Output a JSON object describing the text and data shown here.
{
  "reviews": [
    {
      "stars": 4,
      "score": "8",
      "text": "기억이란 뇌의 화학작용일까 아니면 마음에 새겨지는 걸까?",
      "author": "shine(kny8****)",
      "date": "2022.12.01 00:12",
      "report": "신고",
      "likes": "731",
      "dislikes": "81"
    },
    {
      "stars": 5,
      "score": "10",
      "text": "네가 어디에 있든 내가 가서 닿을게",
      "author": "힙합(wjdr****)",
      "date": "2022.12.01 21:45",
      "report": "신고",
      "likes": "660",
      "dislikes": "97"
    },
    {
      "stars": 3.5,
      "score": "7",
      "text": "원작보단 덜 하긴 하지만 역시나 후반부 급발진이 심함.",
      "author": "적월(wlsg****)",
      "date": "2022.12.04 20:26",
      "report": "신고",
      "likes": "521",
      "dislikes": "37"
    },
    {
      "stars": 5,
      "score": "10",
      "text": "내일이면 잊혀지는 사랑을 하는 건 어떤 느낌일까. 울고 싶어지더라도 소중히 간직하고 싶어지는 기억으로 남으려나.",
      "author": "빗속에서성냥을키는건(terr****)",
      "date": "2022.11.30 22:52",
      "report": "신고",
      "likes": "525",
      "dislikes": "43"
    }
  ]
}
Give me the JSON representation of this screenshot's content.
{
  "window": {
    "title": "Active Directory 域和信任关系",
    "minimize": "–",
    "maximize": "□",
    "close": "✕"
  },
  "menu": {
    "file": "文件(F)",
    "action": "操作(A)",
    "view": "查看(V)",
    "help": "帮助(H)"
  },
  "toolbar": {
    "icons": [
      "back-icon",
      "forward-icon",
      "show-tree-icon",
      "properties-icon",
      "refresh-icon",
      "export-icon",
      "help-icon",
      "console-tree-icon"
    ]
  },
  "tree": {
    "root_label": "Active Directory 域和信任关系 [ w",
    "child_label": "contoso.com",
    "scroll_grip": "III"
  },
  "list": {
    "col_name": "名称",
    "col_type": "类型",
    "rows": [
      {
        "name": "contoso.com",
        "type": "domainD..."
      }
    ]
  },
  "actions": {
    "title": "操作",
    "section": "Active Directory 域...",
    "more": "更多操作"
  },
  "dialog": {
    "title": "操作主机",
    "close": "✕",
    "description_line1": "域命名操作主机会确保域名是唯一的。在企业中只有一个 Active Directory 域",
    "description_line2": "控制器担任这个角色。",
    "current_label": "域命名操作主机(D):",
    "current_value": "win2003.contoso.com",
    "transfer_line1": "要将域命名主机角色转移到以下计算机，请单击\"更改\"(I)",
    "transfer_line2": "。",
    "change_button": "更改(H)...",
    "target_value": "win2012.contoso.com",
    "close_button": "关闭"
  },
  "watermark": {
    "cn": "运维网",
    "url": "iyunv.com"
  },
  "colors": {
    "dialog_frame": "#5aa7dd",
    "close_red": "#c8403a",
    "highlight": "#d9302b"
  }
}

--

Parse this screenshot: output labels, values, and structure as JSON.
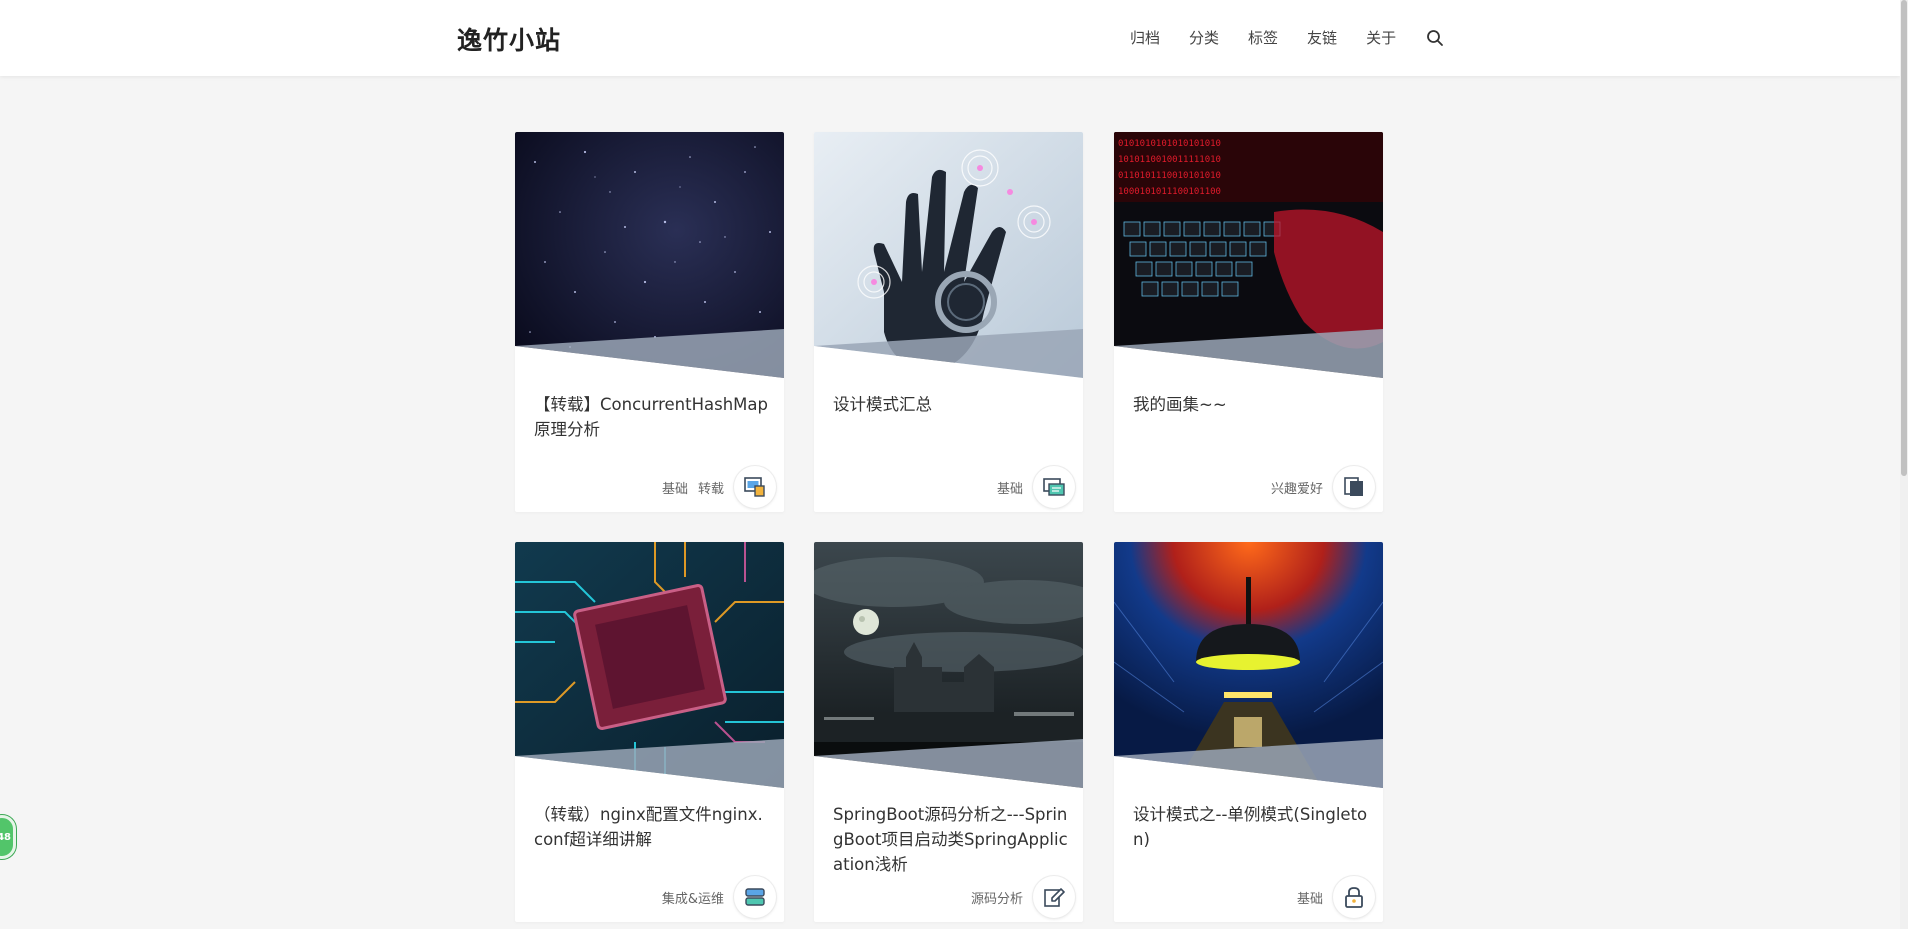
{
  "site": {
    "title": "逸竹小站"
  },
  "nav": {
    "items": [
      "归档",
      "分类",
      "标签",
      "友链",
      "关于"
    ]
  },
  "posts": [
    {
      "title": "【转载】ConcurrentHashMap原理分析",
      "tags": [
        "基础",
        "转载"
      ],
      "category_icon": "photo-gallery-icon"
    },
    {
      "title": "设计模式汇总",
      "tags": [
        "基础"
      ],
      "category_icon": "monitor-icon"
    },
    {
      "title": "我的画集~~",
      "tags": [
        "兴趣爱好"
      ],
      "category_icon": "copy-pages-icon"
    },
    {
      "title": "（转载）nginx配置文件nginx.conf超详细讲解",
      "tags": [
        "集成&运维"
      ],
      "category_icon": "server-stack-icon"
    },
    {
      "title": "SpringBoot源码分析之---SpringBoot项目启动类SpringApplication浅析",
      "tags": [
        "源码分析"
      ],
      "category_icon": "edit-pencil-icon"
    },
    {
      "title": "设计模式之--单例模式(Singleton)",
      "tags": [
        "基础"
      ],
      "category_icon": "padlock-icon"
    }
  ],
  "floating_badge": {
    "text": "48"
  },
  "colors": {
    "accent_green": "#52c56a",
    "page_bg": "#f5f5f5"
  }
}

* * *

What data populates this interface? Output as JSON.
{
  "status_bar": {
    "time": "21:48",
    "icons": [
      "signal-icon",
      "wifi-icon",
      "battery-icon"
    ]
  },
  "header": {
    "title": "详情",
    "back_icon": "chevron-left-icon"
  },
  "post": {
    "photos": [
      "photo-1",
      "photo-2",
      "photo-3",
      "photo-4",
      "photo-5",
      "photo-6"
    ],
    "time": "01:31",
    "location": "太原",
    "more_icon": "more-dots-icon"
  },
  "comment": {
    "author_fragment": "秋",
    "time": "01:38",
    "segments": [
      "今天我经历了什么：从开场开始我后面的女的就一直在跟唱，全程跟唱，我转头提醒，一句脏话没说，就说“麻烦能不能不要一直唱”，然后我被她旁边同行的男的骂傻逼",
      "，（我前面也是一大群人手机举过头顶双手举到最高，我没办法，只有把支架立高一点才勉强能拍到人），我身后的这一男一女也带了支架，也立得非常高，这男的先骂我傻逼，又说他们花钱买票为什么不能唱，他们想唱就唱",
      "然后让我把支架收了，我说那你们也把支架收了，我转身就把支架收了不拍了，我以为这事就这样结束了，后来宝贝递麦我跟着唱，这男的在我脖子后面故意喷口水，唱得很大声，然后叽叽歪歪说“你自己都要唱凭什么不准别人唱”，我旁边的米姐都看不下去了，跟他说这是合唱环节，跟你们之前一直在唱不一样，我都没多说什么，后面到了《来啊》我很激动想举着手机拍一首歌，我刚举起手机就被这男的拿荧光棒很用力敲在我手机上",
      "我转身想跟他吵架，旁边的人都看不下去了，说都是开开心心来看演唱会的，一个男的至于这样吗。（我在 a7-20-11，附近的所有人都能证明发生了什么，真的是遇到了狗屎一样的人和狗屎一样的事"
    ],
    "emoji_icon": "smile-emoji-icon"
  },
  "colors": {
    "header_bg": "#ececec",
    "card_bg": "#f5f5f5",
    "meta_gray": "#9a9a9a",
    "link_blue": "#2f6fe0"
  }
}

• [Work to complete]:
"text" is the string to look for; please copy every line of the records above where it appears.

• [Result of the task]:
Output a JSON object describing the text and data shown here.
      "text": "기억이란 뇌의 화학작용일까 아니면 마음에 새겨지는 걸까?",
      "text": "네가 어디에 있든 내가 가서 닿을게",
      "text": "원작보단 덜 하긴 하지만 역시나 후반부 급발진이 심함.",
      "text": "내일이면 잊혀지는 사랑을 하는 건 어떤 느낌일까. 울고 싶어지더라도 소중히 간직하고 싶어지는 기억으로 남으려나.",
    "text": "48"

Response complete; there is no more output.